[Records shown Boundary: Start]

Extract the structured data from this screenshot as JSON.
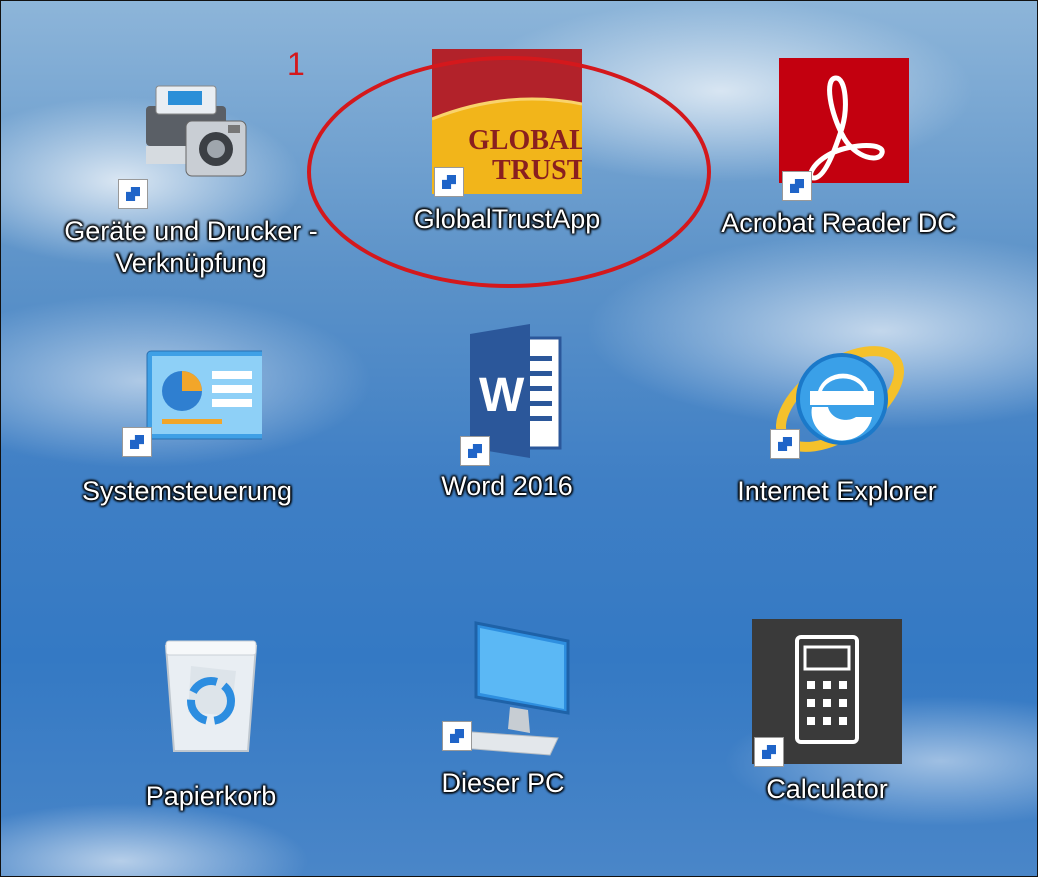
{
  "annotation": {
    "number": "1"
  },
  "icons": [
    {
      "label": "Geräte und Drucker - Verknüpfung",
      "icon": "printer-camera-icon"
    },
    {
      "label": "GlobalTrustApp",
      "icon": "globaltrust-logo-icon",
      "logo_lines": [
        "GLOBAL",
        "TRUST"
      ]
    },
    {
      "label": "Acrobat Reader DC",
      "icon": "acrobat-reader-icon"
    },
    {
      "label": "Systemsteuerung",
      "icon": "control-panel-icon"
    },
    {
      "label": "Word 2016",
      "icon": "word-icon",
      "glyph": "W"
    },
    {
      "label": "Internet Explorer",
      "icon": "internet-explorer-icon"
    },
    {
      "label": "Papierkorb",
      "icon": "recycle-bin-icon"
    },
    {
      "label": "Dieser PC",
      "icon": "monitor-icon"
    },
    {
      "label": "Calculator",
      "icon": "calculator-icon"
    }
  ],
  "colors": {
    "annotation": "#d4181c",
    "acrobat": "#c3000f",
    "word": "#2b579a",
    "calculator": "#3a3a3a"
  }
}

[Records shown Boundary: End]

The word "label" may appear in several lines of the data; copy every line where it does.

      "label": "Geräte und Drucker - Verknüpfung",
      "label": "GlobalTrustApp",
      "label": "Acrobat Reader DC",
      "label": "Systemsteuerung",
      "label": "Word 2016",
      "label": "Internet Explorer",
      "label": "Papierkorb",
      "label": "Dieser PC",
      "label": "Calculator",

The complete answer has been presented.